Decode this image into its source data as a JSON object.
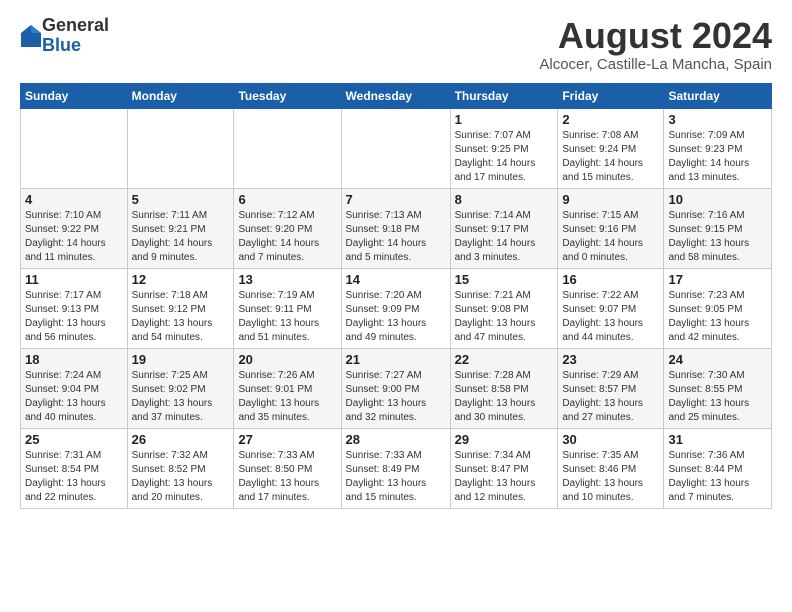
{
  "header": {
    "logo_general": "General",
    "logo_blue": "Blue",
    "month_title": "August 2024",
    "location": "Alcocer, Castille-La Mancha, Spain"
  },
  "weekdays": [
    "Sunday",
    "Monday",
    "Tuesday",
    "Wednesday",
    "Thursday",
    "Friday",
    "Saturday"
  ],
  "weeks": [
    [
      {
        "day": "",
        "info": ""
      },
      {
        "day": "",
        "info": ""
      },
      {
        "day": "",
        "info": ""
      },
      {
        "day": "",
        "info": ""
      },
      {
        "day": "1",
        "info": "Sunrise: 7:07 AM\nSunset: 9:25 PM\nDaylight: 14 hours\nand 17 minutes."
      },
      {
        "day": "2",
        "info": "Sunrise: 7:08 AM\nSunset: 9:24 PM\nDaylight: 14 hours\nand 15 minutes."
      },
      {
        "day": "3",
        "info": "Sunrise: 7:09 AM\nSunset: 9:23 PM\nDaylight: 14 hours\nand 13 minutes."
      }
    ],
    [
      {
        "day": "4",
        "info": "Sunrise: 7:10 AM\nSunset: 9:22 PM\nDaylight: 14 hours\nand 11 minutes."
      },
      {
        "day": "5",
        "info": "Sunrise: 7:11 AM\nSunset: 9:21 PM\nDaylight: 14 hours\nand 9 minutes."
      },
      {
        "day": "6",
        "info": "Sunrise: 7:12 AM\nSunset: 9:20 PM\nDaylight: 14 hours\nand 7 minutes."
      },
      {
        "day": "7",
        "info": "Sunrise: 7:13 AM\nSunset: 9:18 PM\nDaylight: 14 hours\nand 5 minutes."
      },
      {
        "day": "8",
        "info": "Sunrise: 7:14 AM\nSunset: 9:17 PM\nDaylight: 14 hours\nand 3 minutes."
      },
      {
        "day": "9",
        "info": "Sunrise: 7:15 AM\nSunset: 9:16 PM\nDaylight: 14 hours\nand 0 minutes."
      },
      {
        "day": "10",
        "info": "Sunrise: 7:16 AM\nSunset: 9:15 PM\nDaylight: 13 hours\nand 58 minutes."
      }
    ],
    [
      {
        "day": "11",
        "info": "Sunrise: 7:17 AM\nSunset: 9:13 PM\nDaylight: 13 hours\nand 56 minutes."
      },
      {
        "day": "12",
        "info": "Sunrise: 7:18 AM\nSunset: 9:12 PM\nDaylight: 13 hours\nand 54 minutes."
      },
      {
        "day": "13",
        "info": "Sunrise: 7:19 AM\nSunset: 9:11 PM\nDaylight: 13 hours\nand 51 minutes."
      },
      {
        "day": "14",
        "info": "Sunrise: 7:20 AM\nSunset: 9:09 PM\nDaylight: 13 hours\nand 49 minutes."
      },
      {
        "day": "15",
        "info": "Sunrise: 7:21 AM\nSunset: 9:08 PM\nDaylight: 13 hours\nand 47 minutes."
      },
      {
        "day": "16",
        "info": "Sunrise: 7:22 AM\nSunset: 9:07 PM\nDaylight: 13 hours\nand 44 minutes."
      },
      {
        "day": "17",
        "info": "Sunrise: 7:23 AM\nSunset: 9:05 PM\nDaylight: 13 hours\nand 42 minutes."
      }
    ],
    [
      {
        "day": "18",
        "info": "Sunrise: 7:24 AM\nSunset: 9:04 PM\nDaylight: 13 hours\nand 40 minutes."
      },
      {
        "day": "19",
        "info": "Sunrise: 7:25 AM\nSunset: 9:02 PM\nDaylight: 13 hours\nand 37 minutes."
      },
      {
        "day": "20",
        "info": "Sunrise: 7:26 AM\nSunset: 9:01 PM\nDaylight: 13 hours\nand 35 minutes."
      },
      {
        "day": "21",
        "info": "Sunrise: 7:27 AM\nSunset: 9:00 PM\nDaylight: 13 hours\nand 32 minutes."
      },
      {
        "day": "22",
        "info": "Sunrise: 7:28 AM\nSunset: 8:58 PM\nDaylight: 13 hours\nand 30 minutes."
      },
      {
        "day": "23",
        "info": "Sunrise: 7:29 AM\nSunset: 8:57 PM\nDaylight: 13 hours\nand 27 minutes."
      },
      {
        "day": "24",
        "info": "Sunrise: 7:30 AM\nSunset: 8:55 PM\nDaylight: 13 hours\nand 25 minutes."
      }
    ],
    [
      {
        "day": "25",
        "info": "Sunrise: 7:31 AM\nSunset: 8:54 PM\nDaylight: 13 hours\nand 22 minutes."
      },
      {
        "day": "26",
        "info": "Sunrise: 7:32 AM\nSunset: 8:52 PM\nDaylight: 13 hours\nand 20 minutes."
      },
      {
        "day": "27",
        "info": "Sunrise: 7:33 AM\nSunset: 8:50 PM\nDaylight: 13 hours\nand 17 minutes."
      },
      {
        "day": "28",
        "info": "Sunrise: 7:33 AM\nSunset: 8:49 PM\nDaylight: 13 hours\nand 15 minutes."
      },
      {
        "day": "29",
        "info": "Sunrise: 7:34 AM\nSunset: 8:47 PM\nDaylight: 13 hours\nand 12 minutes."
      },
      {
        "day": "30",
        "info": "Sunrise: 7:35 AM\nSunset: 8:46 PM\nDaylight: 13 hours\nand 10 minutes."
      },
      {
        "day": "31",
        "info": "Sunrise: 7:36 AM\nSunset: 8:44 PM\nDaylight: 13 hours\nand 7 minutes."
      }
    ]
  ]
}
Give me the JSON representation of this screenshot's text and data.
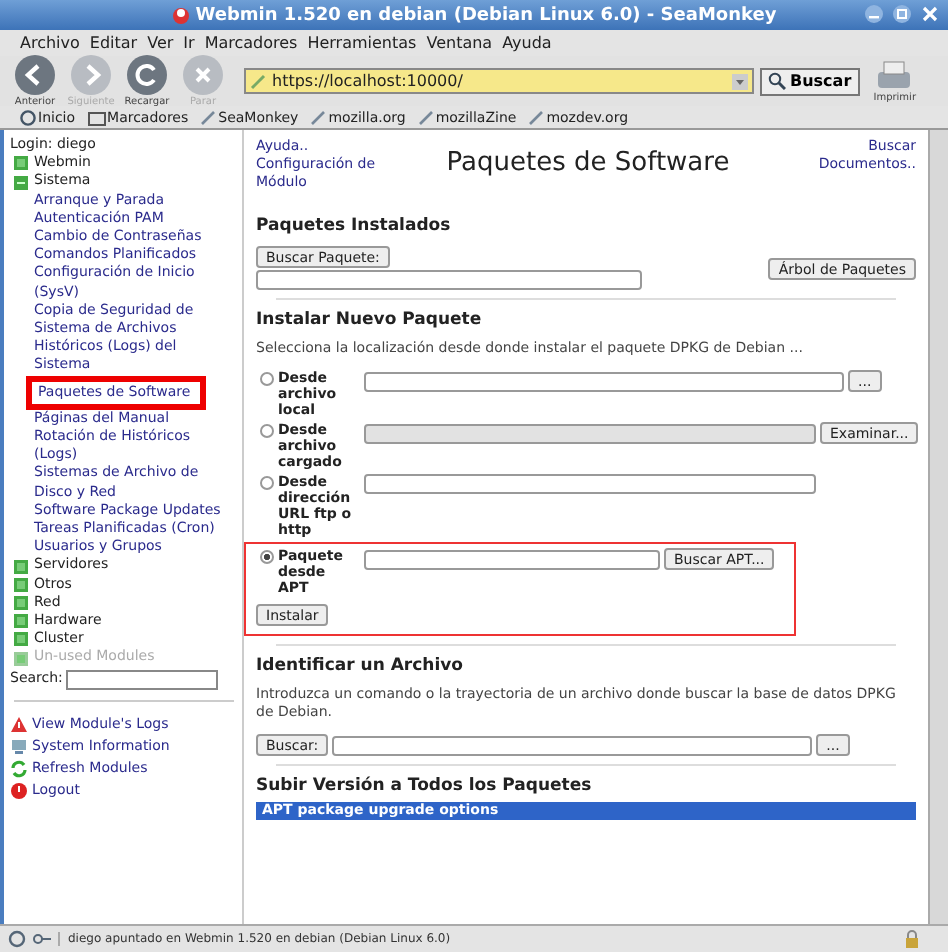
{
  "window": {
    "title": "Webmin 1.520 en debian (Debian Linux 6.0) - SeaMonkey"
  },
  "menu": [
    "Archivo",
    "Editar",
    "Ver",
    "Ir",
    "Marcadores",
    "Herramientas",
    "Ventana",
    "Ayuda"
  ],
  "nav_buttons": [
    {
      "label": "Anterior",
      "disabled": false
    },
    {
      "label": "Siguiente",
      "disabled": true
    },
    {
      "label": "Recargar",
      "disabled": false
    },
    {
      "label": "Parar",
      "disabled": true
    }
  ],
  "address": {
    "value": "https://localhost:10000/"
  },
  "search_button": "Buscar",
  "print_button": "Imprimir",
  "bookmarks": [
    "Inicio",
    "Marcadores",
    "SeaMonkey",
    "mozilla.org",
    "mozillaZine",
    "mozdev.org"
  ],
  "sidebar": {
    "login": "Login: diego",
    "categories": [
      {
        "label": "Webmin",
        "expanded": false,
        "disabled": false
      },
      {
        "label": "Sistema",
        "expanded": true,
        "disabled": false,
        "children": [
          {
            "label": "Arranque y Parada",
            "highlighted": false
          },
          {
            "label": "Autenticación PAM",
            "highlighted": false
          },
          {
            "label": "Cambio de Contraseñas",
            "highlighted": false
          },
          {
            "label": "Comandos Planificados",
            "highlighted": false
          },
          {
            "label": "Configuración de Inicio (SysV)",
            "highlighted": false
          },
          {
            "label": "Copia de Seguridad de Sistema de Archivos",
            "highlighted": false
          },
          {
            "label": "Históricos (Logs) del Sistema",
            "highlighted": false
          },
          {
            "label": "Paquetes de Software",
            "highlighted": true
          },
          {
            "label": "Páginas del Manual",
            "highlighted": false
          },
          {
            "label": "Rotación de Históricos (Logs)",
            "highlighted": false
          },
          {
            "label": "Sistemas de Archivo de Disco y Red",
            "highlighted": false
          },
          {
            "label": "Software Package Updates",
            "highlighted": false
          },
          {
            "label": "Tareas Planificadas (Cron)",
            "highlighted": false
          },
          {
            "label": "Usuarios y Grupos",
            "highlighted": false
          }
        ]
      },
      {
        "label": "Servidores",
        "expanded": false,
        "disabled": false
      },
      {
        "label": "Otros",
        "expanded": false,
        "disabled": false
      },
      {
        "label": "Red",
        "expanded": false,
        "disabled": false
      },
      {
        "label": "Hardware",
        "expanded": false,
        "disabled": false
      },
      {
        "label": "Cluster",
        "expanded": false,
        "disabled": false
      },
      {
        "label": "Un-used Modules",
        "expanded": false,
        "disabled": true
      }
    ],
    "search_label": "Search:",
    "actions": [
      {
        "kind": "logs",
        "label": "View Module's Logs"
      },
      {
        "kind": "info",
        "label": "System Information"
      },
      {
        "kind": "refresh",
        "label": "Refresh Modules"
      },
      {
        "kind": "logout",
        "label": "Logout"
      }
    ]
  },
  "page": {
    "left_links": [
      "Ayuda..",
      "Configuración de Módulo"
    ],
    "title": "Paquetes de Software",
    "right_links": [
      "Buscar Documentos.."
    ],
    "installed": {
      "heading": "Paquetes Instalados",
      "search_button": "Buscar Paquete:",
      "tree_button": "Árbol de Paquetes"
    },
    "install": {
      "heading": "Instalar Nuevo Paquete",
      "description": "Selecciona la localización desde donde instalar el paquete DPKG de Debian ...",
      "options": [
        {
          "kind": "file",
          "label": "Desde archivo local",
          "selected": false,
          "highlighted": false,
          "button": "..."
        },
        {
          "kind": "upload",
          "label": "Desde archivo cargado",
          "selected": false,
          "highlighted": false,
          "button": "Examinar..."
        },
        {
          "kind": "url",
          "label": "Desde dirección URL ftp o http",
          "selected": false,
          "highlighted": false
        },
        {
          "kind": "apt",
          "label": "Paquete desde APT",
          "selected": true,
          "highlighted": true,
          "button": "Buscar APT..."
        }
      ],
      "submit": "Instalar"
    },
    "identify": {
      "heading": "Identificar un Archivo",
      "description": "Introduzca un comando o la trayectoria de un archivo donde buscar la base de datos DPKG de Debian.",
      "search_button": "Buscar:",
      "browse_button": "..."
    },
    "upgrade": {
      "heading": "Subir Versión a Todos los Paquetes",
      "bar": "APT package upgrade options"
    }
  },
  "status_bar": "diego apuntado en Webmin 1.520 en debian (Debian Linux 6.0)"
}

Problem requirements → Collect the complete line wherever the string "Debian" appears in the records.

Completed task →
    "title": "Webmin 1.520 en debian (Debian Linux 6.0) - SeaMonkey"
      "description": "Selecciona la localización desde donde instalar el paquete DPKG de Debian ...",
      "description": "Introduzca un comando o la trayectoria de un archivo donde buscar la base de datos DPKG de Debian.",
  "status_bar": "diego apuntado en Webmin 1.520 en debian (Debian Linux 6.0)"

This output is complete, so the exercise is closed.